§ Exercise details:
The job is to output each record again, character for character.

[Dataset rows describing interfaces]
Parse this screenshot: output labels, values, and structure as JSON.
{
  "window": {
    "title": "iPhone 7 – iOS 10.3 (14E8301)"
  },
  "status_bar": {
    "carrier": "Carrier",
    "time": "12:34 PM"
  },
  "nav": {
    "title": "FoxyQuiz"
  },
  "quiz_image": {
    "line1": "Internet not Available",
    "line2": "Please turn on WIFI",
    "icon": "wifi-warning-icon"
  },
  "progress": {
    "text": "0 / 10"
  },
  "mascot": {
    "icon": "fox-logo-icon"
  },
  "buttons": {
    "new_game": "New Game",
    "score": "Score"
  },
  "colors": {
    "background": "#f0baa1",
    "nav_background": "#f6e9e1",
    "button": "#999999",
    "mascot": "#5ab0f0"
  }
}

§ Response below:
Parse this screenshot: output labels, values, and structure as JSON.
{
  "window": {
    "title": "iPhone 7 – iOS 10.3 (14E8301)"
  },
  "status_bar": {
    "carrier": "Carrier",
    "time": "12:34 PM"
  },
  "nav": {
    "title": "FoxyQuiz"
  },
  "quiz_image": {
    "line1": "Internet not Available",
    "line2": "Please turn on WIFI",
    "icon": "wifi-warning-icon"
  },
  "progress": {
    "text": "0 / 10"
  },
  "mascot": {
    "icon": "fox-logo-icon"
  },
  "buttons": {
    "new_game": "New Game",
    "score": "Score"
  },
  "colors": {
    "background": "#f0baa1",
    "nav_background": "#f6e9e1",
    "button": "#999999",
    "mascot": "#5ab0f0"
  }
}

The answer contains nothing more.